*** Opening of Input data ***
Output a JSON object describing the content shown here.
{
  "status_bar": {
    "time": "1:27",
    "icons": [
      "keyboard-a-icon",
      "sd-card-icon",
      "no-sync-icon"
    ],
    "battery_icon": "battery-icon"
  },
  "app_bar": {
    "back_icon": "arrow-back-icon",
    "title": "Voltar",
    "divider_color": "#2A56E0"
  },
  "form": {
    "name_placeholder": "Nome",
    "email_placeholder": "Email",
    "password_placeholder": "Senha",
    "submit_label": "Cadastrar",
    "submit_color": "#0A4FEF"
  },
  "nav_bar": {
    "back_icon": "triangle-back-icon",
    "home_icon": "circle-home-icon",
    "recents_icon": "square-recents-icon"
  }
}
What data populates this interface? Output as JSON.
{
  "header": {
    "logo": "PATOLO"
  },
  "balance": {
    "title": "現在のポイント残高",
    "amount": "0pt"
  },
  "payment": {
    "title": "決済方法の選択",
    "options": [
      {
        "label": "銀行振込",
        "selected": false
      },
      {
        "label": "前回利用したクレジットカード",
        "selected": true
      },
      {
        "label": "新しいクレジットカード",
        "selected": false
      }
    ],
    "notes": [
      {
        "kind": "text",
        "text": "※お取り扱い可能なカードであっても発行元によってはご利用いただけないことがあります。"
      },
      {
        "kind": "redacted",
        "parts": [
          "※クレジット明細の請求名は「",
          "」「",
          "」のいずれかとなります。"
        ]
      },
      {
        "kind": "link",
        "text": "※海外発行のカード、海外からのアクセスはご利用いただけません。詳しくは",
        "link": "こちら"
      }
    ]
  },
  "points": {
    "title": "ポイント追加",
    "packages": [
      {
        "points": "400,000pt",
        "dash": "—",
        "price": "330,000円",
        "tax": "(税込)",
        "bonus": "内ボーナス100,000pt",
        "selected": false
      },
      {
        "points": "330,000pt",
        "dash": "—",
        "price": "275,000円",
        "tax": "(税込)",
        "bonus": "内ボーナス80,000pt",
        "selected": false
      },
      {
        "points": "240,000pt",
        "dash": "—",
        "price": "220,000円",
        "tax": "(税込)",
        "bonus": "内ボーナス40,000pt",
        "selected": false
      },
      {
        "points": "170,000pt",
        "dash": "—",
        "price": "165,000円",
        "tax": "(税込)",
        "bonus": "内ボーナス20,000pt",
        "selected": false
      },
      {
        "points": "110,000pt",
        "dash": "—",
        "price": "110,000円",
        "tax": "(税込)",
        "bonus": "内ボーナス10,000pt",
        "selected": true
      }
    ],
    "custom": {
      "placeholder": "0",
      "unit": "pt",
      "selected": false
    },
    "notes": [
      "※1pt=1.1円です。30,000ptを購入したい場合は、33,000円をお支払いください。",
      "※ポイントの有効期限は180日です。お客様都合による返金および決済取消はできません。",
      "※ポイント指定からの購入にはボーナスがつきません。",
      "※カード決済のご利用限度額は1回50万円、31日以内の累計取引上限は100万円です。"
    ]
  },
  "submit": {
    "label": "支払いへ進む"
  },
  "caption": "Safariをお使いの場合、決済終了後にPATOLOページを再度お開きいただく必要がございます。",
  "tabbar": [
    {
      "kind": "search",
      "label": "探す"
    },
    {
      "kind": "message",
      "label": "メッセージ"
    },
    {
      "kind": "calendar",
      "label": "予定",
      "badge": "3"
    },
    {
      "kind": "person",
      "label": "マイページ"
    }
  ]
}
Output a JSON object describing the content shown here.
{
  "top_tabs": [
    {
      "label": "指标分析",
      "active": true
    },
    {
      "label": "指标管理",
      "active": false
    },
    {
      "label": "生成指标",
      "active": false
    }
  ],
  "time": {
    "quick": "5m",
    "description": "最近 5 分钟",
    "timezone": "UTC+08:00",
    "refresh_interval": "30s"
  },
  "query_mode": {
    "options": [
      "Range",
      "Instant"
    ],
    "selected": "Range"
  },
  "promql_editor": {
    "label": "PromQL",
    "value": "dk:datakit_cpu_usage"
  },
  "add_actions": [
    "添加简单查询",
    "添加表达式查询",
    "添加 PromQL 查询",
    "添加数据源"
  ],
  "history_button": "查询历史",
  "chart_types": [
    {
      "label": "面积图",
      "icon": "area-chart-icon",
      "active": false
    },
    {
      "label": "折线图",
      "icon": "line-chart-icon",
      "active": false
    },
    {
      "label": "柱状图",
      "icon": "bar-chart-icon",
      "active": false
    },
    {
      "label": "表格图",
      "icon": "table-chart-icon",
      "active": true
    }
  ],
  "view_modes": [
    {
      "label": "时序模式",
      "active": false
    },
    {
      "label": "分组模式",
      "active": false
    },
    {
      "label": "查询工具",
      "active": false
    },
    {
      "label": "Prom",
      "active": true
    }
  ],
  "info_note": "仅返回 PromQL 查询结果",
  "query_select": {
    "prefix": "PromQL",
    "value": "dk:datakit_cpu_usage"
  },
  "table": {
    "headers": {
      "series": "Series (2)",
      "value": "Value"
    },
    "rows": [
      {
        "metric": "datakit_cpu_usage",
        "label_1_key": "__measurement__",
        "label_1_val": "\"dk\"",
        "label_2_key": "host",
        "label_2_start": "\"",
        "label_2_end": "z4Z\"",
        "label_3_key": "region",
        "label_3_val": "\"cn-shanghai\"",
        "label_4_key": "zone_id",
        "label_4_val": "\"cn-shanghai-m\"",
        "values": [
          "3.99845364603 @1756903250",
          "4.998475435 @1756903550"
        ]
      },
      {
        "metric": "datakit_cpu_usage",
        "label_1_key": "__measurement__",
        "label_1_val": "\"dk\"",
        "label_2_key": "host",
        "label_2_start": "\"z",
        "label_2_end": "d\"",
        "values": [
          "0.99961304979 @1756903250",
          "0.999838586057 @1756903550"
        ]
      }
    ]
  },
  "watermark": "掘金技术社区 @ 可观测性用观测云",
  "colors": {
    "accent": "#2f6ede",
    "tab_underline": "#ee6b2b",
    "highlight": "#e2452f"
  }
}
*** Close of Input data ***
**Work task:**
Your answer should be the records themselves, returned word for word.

**Exercise response:**
Output a JSON object describing the content shown here.
{
  "status_bar": {
    "time": "1:27",
    "icons": [
      "keyboard-a-icon",
      "sd-card-icon",
      "no-sync-icon"
    ],
    "battery_icon": "battery-icon"
  },
  "app_bar": {
    "back_icon": "arrow-back-icon",
    "title": "Voltar",
    "divider_color": "#2A56E0"
  },
  "form": {
    "name_placeholder": "Nome",
    "email_placeholder": "Email",
    "password_placeholder": "Senha",
    "submit_label": "Cadastrar",
    "submit_color": "#0A4FEF"
  },
  "nav_bar": {
    "back_icon": "triangle-back-icon",
    "home_icon": "circle-home-icon",
    "recents_icon": "square-recents-icon"
  }
}
What data populates this interface? Output as JSON.
{
  "header": {
    "logo": "PATOLO"
  },
  "balance": {
    "title": "現在のポイント残高",
    "amount": "0pt"
  },
  "payment": {
    "title": "決済方法の選択",
    "options": [
      {
        "label": "銀行振込",
        "selected": false
      },
      {
        "label": "前回利用したクレジットカード",
        "selected": true
      },
      {
        "label": "新しいクレジットカード",
        "selected": false
      }
    ],
    "notes": [
      {
        "kind": "text",
        "text": "※お取り扱い可能なカードであっても発行元によってはご利用いただけないことがあります。"
      },
      {
        "kind": "redacted",
        "parts": [
          "※クレジット明細の請求名は「",
          "」「",
          "」のいずれかとなります。"
        ]
      },
      {
        "kind": "link",
        "text": "※海外発行のカード、海外からのアクセスはご利用いただけません。詳しくは",
        "link": "こちら"
      }
    ]
  },
  "points": {
    "title": "ポイント追加",
    "packages": [
      {
        "points": "400,000pt",
        "dash": "—",
        "price": "330,000円",
        "tax": "(税込)",
        "bonus": "内ボーナス100,000pt",
        "selected": false
      },
      {
        "points": "330,000pt",
        "dash": "—",
        "price": "275,000円",
        "tax": "(税込)",
        "bonus": "内ボーナス80,000pt",
        "selected": false
      },
      {
        "points": "240,000pt",
        "dash": "—",
        "price": "220,000円",
        "tax": "(税込)",
        "bonus": "内ボーナス40,000pt",
        "selected": false
      },
      {
        "points": "170,000pt",
        "dash": "—",
        "price": "165,000円",
        "tax": "(税込)",
        "bonus": "内ボーナス20,000pt",
        "selected": false
      },
      {
        "points": "110,000pt",
        "dash": "—",
        "price": "110,000円",
        "tax": "(税込)",
        "bonus": "内ボーナス10,000pt",
        "selected": true
      }
    ],
    "custom": {
      "placeholder": "0",
      "unit": "pt",
      "selected": false
    },
    "notes": [
      "※1pt=1.1円です。30,000ptを購入したい場合は、33,000円をお支払いください。",
      "※ポイントの有効期限は180日です。お客様都合による返金および決済取消はできません。",
      "※ポイント指定からの購入にはボーナスがつきません。",
      "※カード決済のご利用限度額は1回50万円、31日以内の累計取引上限は100万円です。"
    ]
  },
  "submit": {
    "label": "支払いへ進む"
  },
  "caption": "Safariをお使いの場合、決済終了後にPATOLOページを再度お開きいただく必要がございます。",
  "tabbar": [
    {
      "kind": "search",
      "label": "探す"
    },
    {
      "kind": "message",
      "label": "メッセージ"
    },
    {
      "kind": "calendar",
      "label": "予定",
      "badge": "3"
    },
    {
      "kind": "person",
      "label": "マイページ"
    }
  ]
}
Output a JSON object describing the content shown here.
{
  "top_tabs": [
    {
      "label": "指标分析",
      "active": true
    },
    {
      "label": "指标管理",
      "active": false
    },
    {
      "label": "生成指标",
      "active": false
    }
  ],
  "time": {
    "quick": "5m",
    "description": "最近 5 分钟",
    "timezone": "UTC+08:00",
    "refresh_interval": "30s"
  },
  "query_mode": {
    "options": [
      "Range",
      "Instant"
    ],
    "selected": "Range"
  },
  "promql_editor": {
    "label": "PromQL",
    "value": "dk:datakit_cpu_usage"
  },
  "add_actions": [
    "添加简单查询",
    "添加表达式查询",
    "添加 PromQL 查询",
    "添加数据源"
  ],
  "history_button": "查询历史",
  "chart_types": [
    {
      "label": "面积图",
      "icon": "area-chart-icon",
      "active": false
    },
    {
      "label": "折线图",
      "icon": "line-chart-icon",
      "active": false
    },
    {
      "label": "柱状图",
      "icon": "bar-chart-icon",
      "active": false
    },
    {
      "label": "表格图",
      "icon": "table-chart-icon",
      "active": true
    }
  ],
  "view_modes": [
    {
      "label": "时序模式",
      "active": false
    },
    {
      "label": "分组模式",
      "active": false
    },
    {
      "label": "查询工具",
      "active": false
    },
    {
      "label": "Prom",
      "active": true
    }
  ],
  "info_note": "仅返回 PromQL 查询结果",
  "query_select": {
    "prefix": "PromQL",
    "value": "dk:datakit_cpu_usage"
  },
  "table": {
    "headers": {
      "series": "Series (2)",
      "value": "Value"
    },
    "rows": [
      {
        "metric": "datakit_cpu_usage",
        "label_1_key": "__measurement__",
        "label_1_val": "\"dk\"",
        "label_2_key": "host",
        "label_2_start": "\"",
        "label_2_end": "z4Z\"",
        "label_3_key": "region",
        "label_3_val": "\"cn-shanghai\"",
        "label_4_key": "zone_id",
        "label_4_val": "\"cn-shanghai-m\"",
        "values": [
          "3.99845364603 @1756903250",
          "4.998475435 @1756903550"
        ]
      },
      {
        "metric": "datakit_cpu_usage",
        "label_1_key": "__measurement__",
        "label_1_val": "\"dk\"",
        "label_2_key": "host",
        "label_2_start": "\"z",
        "label_2_end": "d\"",
        "values": [
          "0.99961304979 @1756903250",
          "0.999838586057 @1756903550"
        ]
      }
    ]
  },
  "watermark": "掘金技术社区 @ 可观测性用观测云",
  "colors": {
    "accent": "#2f6ede",
    "tab_underline": "#ee6b2b",
    "highlight": "#e2452f"
  }
}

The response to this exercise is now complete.